In total disregard for Southern Arizona's crime problem, Grijalva has introduced HR3287, the Tumacacori Highlands Wilderness Act of 2007 that more than precious wilderness will preserve a corridor for drug and people smugglers.
Here’s the deal: the bill references for enforcement the National Wilderness Preservation System which prohibits “permanent or temporary roads, mechanical transports, and structures or installations… landing of aircraft,” etc... While the Act does reference a few exceptions, it’s clear that these restrictions cannot be reconciled with the border fence and the obvious need for Border Patrol agents to chase smugglers around the desert. Essentially, this corridor will be off-limits to the Border Patrol crime-fighting machine.
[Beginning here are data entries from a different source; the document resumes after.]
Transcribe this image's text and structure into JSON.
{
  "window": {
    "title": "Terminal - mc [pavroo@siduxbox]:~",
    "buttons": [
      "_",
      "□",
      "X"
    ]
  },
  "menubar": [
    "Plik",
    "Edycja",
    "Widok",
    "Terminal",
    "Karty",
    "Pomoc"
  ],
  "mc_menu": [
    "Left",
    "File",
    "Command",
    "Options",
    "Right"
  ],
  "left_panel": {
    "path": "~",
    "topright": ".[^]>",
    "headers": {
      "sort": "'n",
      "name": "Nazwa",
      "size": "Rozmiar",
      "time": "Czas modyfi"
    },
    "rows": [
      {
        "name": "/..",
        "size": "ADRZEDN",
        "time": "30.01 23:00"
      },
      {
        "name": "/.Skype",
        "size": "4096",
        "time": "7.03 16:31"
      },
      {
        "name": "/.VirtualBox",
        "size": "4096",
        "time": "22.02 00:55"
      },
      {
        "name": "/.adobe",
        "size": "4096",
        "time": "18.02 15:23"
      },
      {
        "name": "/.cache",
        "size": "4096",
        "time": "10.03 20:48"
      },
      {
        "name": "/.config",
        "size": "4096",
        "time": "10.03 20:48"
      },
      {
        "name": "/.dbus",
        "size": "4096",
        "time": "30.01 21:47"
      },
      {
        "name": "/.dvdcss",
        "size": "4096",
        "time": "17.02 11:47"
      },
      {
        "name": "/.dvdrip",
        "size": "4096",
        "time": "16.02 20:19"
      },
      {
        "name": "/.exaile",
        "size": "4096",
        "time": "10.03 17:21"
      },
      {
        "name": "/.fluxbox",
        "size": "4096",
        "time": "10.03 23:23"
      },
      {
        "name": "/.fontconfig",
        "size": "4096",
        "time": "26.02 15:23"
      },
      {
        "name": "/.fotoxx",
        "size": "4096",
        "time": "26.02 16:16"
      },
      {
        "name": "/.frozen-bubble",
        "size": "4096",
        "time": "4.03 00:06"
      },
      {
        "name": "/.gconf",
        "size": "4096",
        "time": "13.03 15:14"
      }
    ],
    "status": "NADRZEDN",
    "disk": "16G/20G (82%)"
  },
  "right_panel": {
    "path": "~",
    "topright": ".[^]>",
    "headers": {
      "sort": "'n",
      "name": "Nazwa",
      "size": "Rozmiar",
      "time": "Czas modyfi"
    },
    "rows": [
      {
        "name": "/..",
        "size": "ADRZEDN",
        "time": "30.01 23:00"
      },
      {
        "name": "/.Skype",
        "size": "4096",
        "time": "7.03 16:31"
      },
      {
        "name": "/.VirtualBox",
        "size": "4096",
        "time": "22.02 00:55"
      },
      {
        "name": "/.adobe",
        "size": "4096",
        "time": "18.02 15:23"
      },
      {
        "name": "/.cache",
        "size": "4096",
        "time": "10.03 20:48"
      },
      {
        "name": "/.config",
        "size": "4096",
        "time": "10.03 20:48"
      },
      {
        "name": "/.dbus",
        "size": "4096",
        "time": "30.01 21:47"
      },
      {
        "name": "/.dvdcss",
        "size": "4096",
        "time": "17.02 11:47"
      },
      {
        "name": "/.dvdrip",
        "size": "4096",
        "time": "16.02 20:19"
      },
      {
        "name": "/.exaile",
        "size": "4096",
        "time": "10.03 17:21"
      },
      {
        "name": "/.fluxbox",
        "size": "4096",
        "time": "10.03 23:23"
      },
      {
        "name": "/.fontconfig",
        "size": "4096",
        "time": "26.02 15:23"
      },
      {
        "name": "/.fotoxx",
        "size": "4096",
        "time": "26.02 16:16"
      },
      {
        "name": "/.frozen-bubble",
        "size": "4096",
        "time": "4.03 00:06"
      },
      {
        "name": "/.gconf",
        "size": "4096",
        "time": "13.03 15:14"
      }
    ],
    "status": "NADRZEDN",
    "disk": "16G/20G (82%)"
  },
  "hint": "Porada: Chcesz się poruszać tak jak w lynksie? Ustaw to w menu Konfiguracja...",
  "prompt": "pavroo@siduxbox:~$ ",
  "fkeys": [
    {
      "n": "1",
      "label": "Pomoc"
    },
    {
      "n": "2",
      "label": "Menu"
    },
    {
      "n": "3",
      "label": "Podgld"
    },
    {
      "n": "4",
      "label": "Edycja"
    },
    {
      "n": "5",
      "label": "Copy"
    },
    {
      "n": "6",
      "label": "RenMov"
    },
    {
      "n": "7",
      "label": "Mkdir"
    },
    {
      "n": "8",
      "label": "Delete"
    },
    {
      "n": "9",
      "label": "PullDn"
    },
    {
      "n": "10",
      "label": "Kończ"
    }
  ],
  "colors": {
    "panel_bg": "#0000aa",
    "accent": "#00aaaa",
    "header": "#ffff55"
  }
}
But as the Ronco super duper gadget guy says, “Wait! There’s more!” Check out Grijalva’s HR 2593 The Borderlands Conservation and Security Act of 2007 that calls for removing authority and responsibility from the federal government for border entry barrier decisions and replaces the border fence with “less intrusive” alternatives. Granted, it designates money to clean up some of the paths trodden by smugglers—it would be a shame if one of them stubbed a toe in route to a drop—but without Border Patrol agents and security infrastructure to keep people out, it’s a bit like seeding your dog run and expecting a beautiful patch of green grass to emerge.
We have so many no-tolerance policies these days that it’s hard to understand why we would be so compromising when it comes to protecting our families from criminals. Let’s see…one more wilderness area or protection from drug smugglers. It doesn’t seem too tough to me.
It looks like voters will have to turn to CD8 candidate Chewning in 2008 if it’s real protection they want.